* PROBLEM DETAILS
What is needed is the whole of the data, set down exactly.

=== Section Start ===

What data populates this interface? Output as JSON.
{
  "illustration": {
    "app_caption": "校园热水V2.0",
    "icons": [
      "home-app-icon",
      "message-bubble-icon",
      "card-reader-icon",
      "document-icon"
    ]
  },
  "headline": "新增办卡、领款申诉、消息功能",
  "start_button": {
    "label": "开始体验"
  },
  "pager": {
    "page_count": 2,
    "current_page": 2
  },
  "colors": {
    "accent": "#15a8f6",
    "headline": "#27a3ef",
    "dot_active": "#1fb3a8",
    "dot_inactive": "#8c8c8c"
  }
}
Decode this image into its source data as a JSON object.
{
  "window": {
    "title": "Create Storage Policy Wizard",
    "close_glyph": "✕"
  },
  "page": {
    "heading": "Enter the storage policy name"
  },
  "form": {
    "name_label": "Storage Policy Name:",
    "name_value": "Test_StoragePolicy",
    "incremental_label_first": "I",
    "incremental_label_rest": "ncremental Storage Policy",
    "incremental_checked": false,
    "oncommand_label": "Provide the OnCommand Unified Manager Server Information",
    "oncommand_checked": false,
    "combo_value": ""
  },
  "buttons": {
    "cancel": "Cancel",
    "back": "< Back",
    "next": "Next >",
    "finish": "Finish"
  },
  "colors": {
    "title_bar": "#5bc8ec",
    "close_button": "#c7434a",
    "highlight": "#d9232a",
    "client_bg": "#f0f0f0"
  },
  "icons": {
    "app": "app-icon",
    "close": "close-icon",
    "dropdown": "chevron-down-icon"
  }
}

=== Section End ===

* THE COMPLETED TASK
What data populates this interface? Output as JSON.
{
  "illustration": {
    "app_caption": "校园热水V2.0",
    "icons": [
      "home-app-icon",
      "message-bubble-icon",
      "card-reader-icon",
      "document-icon"
    ]
  },
  "headline": "新增办卡、领款申诉、消息功能",
  "start_button": {
    "label": "开始体验"
  },
  "pager": {
    "page_count": 2,
    "current_page": 2
  },
  "colors": {
    "accent": "#15a8f6",
    "headline": "#27a3ef",
    "dot_active": "#1fb3a8",
    "dot_inactive": "#8c8c8c"
  }
}
Decode this image into its source data as a JSON object.
{
  "window": {
    "title": "Create Storage Policy Wizard",
    "close_glyph": "✕"
  },
  "page": {
    "heading": "Enter the storage policy name"
  },
  "form": {
    "name_label": "Storage Policy Name:",
    "name_value": "Test_StoragePolicy",
    "incremental_label_first": "I",
    "incremental_label_rest": "ncremental Storage Policy",
    "incremental_checked": false,
    "oncommand_label": "Provide the OnCommand Unified Manager Server Information",
    "oncommand_checked": false,
    "combo_value": ""
  },
  "buttons": {
    "cancel": "Cancel",
    "back": "< Back",
    "next": "Next >",
    "finish": "Finish"
  },
  "colors": {
    "title_bar": "#5bc8ec",
    "close_button": "#c7434a",
    "highlight": "#d9232a",
    "client_bg": "#f0f0f0"
  },
  "icons": {
    "app": "app-icon",
    "close": "close-icon",
    "dropdown": "chevron-down-icon"
  }
}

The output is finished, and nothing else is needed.